▸ What is needed
Every line below that contains "profile" is to be copied.

=== Data excerpts ===

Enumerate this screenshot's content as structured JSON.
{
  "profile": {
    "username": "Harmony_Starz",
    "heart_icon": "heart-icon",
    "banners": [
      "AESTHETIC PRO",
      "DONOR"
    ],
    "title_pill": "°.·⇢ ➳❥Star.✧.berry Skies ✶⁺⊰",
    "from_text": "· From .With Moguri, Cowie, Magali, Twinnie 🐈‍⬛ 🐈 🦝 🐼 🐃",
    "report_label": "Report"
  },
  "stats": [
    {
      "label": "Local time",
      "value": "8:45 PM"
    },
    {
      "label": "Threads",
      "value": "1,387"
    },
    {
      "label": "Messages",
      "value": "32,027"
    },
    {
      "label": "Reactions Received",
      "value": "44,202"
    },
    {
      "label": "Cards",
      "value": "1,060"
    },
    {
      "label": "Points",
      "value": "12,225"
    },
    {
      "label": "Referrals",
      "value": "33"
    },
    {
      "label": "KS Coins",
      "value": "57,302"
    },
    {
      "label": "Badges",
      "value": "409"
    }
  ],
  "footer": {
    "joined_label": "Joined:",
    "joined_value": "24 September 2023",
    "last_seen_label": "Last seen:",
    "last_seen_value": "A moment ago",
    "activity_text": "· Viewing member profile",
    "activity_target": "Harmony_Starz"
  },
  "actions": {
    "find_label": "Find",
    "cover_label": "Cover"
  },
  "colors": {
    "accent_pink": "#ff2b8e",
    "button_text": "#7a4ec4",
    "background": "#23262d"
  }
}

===

▸ Answer for the task
  "profile": {
    "activity_text": "· Viewing member profile",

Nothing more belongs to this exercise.